Driving away, the thought flashed through my head: if this criminal/scofflaw (the nicer descriptives used by my brain in this brief instant) was hit by a motor vehicle and seriously injured, he would have arrived in his own little heaven. Lying in a bed for an extended period of time, maybe for the rest of his life, earbuds in his ears and VR goggles on, not having to move while virtually living, without having to cross streets anymore.

I arrived at the pastor’s office/study, and I was grateful that I still have a life where I want to be fully engaged.

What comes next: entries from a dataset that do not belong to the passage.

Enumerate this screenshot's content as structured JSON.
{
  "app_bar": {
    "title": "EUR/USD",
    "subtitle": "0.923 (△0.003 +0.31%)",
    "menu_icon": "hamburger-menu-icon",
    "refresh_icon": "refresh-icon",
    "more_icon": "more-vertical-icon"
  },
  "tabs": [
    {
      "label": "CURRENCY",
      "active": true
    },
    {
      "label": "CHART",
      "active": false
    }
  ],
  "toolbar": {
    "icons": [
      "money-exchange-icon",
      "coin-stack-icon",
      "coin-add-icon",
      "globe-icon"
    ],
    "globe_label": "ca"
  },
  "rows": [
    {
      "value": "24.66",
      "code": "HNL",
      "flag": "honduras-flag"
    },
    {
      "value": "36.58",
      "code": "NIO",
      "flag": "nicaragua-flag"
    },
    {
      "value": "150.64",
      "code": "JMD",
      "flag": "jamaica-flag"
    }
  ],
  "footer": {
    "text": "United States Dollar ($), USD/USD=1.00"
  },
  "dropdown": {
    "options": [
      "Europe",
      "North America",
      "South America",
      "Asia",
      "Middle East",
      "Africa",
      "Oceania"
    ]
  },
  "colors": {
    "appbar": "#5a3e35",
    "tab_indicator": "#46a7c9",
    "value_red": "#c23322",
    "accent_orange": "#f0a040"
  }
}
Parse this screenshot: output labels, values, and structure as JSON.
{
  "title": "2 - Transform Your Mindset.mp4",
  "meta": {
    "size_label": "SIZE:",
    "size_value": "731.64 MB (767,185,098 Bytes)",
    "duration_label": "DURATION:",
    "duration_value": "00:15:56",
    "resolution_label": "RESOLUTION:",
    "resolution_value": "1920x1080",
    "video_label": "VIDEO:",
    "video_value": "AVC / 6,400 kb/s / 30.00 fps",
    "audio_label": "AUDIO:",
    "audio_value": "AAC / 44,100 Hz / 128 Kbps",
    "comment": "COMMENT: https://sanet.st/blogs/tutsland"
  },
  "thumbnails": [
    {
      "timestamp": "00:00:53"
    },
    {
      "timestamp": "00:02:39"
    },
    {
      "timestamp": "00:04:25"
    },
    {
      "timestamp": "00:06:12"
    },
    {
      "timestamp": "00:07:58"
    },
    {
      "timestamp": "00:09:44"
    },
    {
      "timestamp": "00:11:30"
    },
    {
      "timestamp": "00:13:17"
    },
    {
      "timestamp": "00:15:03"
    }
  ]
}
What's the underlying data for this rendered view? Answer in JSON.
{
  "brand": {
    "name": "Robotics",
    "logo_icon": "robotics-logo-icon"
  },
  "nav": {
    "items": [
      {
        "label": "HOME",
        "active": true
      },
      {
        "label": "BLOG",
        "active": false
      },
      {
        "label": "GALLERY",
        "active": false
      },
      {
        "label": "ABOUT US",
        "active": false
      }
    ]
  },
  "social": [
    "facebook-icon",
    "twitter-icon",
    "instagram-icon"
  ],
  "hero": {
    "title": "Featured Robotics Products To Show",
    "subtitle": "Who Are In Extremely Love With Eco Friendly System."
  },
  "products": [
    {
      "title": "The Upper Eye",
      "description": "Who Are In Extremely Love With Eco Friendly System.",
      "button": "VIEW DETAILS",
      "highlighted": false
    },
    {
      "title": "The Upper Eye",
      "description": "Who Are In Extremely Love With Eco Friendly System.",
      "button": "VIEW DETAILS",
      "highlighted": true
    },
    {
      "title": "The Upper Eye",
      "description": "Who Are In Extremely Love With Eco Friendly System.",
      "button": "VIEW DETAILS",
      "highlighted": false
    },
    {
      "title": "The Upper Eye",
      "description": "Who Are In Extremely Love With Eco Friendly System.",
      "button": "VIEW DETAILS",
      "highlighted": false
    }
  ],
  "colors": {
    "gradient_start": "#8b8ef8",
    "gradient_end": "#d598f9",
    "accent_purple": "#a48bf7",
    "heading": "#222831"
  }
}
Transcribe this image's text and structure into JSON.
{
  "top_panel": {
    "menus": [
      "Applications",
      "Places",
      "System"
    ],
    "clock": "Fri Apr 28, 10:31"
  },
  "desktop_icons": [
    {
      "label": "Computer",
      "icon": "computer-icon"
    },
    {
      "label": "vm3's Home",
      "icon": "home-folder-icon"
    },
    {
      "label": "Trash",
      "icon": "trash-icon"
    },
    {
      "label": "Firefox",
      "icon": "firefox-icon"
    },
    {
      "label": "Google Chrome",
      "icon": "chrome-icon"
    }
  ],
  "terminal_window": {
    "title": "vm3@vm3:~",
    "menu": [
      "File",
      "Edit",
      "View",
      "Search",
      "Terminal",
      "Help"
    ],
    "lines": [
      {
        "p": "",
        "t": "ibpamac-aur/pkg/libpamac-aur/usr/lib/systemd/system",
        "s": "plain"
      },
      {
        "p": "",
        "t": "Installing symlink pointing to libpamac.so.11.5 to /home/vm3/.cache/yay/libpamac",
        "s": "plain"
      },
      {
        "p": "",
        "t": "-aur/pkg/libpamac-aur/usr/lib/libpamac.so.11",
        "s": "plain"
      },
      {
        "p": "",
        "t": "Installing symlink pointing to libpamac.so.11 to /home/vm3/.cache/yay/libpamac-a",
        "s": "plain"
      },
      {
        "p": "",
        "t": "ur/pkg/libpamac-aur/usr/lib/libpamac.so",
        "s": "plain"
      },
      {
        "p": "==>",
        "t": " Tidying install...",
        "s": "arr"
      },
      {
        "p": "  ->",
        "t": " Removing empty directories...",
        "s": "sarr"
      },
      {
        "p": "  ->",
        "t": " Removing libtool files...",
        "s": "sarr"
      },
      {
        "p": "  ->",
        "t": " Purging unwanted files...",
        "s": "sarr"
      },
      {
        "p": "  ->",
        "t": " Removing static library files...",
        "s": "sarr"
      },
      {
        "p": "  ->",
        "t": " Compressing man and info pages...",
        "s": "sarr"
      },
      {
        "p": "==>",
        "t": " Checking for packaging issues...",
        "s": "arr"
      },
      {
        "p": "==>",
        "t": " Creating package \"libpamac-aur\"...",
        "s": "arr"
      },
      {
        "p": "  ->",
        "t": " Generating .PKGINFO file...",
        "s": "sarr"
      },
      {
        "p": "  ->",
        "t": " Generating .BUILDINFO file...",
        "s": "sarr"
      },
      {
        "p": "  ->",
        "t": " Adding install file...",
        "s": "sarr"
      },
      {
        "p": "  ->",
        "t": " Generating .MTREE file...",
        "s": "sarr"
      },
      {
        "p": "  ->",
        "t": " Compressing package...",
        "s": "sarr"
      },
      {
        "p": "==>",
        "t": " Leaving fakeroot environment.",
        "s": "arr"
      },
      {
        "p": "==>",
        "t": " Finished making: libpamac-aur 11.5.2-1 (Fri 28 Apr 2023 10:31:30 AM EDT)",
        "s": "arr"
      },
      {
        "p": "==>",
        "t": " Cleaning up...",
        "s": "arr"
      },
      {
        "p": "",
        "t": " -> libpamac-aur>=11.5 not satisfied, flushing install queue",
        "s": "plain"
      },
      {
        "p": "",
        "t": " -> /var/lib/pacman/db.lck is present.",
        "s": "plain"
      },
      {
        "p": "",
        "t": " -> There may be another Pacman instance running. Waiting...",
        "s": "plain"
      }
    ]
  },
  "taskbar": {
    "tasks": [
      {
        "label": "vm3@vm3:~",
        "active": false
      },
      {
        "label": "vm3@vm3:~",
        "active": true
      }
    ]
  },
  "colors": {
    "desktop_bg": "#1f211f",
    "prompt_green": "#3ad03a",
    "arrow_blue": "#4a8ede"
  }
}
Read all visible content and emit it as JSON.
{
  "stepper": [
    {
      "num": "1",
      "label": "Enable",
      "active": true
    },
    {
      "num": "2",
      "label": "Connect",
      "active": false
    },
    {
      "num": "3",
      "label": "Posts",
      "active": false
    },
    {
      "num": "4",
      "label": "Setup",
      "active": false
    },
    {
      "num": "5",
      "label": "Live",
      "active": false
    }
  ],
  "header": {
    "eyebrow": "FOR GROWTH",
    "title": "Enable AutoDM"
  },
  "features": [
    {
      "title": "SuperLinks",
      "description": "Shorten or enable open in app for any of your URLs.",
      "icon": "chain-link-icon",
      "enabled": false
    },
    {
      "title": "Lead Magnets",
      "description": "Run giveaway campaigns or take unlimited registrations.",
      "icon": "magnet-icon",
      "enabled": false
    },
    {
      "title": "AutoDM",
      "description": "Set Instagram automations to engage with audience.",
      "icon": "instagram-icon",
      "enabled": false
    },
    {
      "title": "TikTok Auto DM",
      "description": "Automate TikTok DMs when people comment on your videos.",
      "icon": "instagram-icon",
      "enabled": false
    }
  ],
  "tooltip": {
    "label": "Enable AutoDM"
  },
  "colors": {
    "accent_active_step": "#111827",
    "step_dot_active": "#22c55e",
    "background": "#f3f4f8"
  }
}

The screens of my life are a nice addition. The phone and the tablet provide certain efficiencies, but my work, my purpose, insists that I remain alert to the other and engage with the other and endeavor to make the other and me, us. Virtual Reality is here in a rudimentary form at present. In a few years, VR and reality may be indistinguishable for some. We have glimpses of it: listening to recorded music, watching worship on TV or the iPad, buying an exercise video (previewing, but never actually responding to the direction of the peppy, bouncing person exhorting to one more rep).

The man in the crosswalk reminded me that Christian community life is still very much a human exercise. The early Church disputes were focused on the nature of the Christ and the constant affirmation of the full humanity of the Word. Jesus saw, spoke, felt, touched, tasted, and heard. Jesus charged us to follow and do likewise. Feeding the hungry, visiting the prisoner in SimCity is not the full expression of faithfulness. Doing it: teaching, leading, singing, feeding, listening, giving, walking with even against the don’t walk signal is.

Grateful to be fully engaged with you as work out whom we are as God’s faith folk in and amongst many who as slowly disengaging from the mess, the joy filled mess, that is this life. 


Pastor Ara.